The Backlot

Constructed to resemble a city, the Paramount Backlot features a ‘Financial District’ and rows of Brownstones and other streetscapes — featured in countless movies and shows. These set the stage for Frieze Los Angeles Productions “on the lot”, including artist projects, events, pop-ups and food.

Frieze Projects

For Frieze Projects, curator Ali Subotnick has invited artists who live, work or have histories in Los Angeles to develop projects that ‘grapple with a land of make-believe, built to be seen on film’. Though, unlike the main gallery section of the fair, these works are not necessarily for sale, Frieze Projects supports ambitious, experimental work— from a washing line of paintings to a Psychic Art Advisor—that otherwise would not be shown at an art fair.

Frieze Projects includes work by: Lisa Anne Auerbach, Mark Bradford, Eugenia Butler + Corazón del Sol, Sarah Cain, Catharine Czudej, Karon Davis, Cayetano Ferrer, Hannah Greely, Trulee Hall, Patrick Jackson, Barbara Kruger, Paul McCarthy, Shahryar Nashat, Kori Newkirk, Max Hooper Schneider and Tino Sehgal

Food at Frieze

Widely agreed to have the best food of any art fair, Frieze’s fair in Los Angeles is no different, with coffee, refreshments and dining options including: Baroo, Cinqué LA, Coni’s Seafood, Milkbar, Roberta’s and Sqirl.

Acid Free

Premiering last May, Acid Free is an art book market organized by a collective of L.A.-based independent publishers. This special Frieze edition is the place to buy everything from a glossy gallery catalogue, to a rare, out of print monograph or a limited run artists ‘zine.

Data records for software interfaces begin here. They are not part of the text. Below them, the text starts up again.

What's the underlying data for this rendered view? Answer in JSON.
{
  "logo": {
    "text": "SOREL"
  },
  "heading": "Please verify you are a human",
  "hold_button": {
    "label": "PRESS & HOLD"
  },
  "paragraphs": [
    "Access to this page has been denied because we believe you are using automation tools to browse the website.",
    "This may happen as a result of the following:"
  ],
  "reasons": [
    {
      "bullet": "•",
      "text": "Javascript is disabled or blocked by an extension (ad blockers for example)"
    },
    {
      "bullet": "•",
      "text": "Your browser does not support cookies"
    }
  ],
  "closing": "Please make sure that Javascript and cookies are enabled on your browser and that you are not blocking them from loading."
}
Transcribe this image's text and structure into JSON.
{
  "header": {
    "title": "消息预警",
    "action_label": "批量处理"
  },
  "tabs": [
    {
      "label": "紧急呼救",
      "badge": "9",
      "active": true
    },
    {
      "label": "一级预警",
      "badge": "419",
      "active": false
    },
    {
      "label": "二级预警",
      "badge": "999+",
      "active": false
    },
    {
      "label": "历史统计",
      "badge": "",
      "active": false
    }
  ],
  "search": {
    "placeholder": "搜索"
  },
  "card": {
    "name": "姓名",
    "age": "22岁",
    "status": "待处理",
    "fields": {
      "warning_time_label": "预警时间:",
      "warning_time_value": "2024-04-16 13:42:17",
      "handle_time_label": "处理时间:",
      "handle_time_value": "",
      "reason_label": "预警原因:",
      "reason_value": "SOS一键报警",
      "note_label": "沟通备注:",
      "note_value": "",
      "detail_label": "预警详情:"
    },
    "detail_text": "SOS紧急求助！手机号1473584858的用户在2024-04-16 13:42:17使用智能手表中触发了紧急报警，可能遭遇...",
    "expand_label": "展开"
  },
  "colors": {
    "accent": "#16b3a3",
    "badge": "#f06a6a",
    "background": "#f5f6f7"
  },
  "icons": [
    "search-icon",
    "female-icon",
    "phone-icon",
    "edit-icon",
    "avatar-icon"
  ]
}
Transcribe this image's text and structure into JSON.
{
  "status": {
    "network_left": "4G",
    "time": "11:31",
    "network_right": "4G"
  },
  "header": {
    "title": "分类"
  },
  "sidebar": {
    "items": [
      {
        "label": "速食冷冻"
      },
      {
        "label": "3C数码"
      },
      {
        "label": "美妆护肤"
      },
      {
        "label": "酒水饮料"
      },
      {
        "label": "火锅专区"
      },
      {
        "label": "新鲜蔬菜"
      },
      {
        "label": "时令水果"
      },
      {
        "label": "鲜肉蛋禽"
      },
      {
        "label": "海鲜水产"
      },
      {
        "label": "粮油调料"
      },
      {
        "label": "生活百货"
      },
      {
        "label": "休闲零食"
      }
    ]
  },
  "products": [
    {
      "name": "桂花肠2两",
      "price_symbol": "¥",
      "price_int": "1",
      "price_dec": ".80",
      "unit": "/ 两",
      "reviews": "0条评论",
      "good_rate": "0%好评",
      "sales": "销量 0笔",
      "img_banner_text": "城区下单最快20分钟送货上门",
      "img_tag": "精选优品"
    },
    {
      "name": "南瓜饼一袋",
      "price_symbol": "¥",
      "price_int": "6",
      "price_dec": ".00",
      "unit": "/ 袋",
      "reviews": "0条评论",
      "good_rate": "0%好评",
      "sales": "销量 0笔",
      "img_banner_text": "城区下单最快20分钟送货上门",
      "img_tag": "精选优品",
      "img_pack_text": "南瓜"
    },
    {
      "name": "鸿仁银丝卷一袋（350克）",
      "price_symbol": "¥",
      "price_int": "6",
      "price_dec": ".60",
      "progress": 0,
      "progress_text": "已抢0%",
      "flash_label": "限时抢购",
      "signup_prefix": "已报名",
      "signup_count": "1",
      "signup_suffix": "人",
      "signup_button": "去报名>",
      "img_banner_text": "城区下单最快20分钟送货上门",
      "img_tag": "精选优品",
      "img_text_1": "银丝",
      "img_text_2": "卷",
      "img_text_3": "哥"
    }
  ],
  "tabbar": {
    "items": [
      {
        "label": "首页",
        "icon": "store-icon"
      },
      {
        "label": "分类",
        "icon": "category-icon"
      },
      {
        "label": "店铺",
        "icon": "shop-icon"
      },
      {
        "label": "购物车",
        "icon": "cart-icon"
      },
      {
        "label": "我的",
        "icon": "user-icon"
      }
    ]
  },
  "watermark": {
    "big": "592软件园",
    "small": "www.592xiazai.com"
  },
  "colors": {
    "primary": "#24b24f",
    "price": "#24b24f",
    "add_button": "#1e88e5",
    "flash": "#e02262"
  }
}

Ruinart Lounge

Raise a glass of Champagne at the Ruinart Lounge and note down your toast: it can be translated into Morse code and performed by singers as part of a piece created by Los Angeles-based artist Emily Mast, entitled Continuous Wave (2019).

Tom Cruise Door

Side by side are two identical but differently sized doors that are used to make shorter actors look taller (and vice-versa). Paramount staffers, it’s said, nicknamed these doors “Tom Cruise and Nicole Kidman” after the two actors’ well-known height difference.


Check out the New York-style newsstands for leading art magazines and merch from California arts non-profits like A-Z West and the Women’s Center for Creative Work. Also here are re:LA — selling L.A. -inspired accessories to benefit LACMA — and local legacy brands andSons Chocolatiers and Pretend Plants and Flowers.

Talk, Music and Film

Curated by Hamza Walker, Director of L.A. non-profit art space LAXART, Frieze Talks and Frieze Music begin with "Name That Tune", a series organized by Josh Kun which uses music as a way to engage artists and thinkers. Meanwhile, Frieze Film screenings include curated presentations of work by Cécile B. Evans, Tala Madani and Anri Sala as well as landmark pieces from Frieze’s history. For the full schedules, go online or get the Frieze Art Fairs app.

Hollywood Forever

Hollywood’s only cemetery neighbors Paramount Pictures Studios to the north. Founded in 1899, legends interned here include: Cecil B. DeMille, Douglas Fairbanks Jr., Judy Garland, John Huston, Hattie McDaniel, Art Pepper, Johnny Ramone, Holly Woodlawn, Fay Wray and Rudolph Valentino

Need a Ride?

When done for the day, head to Gower Street or Van Ness Avenue for the official ride-share pick-up zones.